The legislation works by first identifying any payments that should be treated as earnings and any remainder is then subject to the £30,000 exemption.

Two Phases

The changes are to be introduced in two phases:

Phase 1 - Affecting employees from 6 April 2018, who will have to pay tax and Class 1 NICs on part of their termination payment.

Phase 2 – Effecting employers from 6 April 2019, who will have to pay secondary NIC on the termination payment that exceeds £30,000.

Rules Until 6 April 2018

For termination payments made before 6 April 2018, PILON payments which were not contractual were considered as earnings and therefore not subject to tax and National Insurance deductions subject to a £30,000 income tax exemption. PILON payments made which were contractual were however treated as earnings and taxable. Other payments made i.e. damages for breach of contract were included in the £30,000 tax exempt amount.

Related: Future Digital Financial Reporting In The UK

Rules Applicable From 6 April 2018 [Phase 1]

The new rules require the employer to identify the amount of basic pay that the employee would have received if they had worked their notice period, even if the employee leaves the employment part way through their notice period. The amount will be treated as earnings and will not be subject to the £30,000 income tax exemption.

Rules from 6 April 2019 [Phase 2]

An employer will be required to pay NICs on any part of a termination payment that exceeds the £30,000 threshold. This will be collected in ‘real-time’, as part of the employer’s standard weekly or monthly payroll returns and remittances to HM Revenue and Customs.

Related: UK Royalty Tax Proposal – Room For Improvement?

Policy Objective

Prior to these changes, the rules for taxation of termination payments were viewed as being overly complex and it was considered that the exemptions may have incentivised some employers to take advantage of the rules by structuring arrangements to include payments that are ordinarily taxable to minimise the Income Tax and National Insurance due.

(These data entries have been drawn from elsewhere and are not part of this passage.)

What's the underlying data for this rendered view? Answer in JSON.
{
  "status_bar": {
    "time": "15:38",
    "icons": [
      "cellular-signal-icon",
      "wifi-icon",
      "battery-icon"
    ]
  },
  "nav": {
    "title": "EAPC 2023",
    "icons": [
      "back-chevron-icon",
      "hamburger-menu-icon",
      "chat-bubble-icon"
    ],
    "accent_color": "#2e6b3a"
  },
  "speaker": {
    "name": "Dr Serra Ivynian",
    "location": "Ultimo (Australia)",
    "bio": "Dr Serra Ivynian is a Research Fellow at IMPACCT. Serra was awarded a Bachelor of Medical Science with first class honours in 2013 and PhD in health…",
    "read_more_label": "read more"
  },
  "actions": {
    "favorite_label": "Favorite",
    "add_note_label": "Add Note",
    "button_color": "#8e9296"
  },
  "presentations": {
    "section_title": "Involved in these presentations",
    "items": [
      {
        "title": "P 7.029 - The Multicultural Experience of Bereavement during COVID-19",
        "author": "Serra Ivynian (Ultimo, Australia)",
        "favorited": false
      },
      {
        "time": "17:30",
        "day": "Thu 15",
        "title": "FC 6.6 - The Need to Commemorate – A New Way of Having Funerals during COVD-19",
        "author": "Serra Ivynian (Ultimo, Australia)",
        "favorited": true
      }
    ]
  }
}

These measures are well received and should serve to bring an enhanced degree of fairness and clarity to the taxation of termination payments. Ultimately, it is anticipated that the tax and NICs consequences will be uniform for everyone insofar as they are no longer dependent on the manner by which employment contracts are drafted or whether payments are structured in some other form.

Disclaimer Please note that this commentary does not purport to be a comprehensive review of the UK Employment Termination provisions. Detailed professional advice should be taken before any particular transaction or action is taken in relation to these legislation changes.

<UK Limited Liability Partnership Whitepaper

An Update On The UK's Digital Services Tax
Read More
Apple And Ireland Win EU Tax Rulings Appeal
Read More
The Tax Reliefs Currently On Offer In Ireland
Read More
US Tax Residency Guidance For Those Stranded As A Result Of COVID-19
Read More

 Blog Comments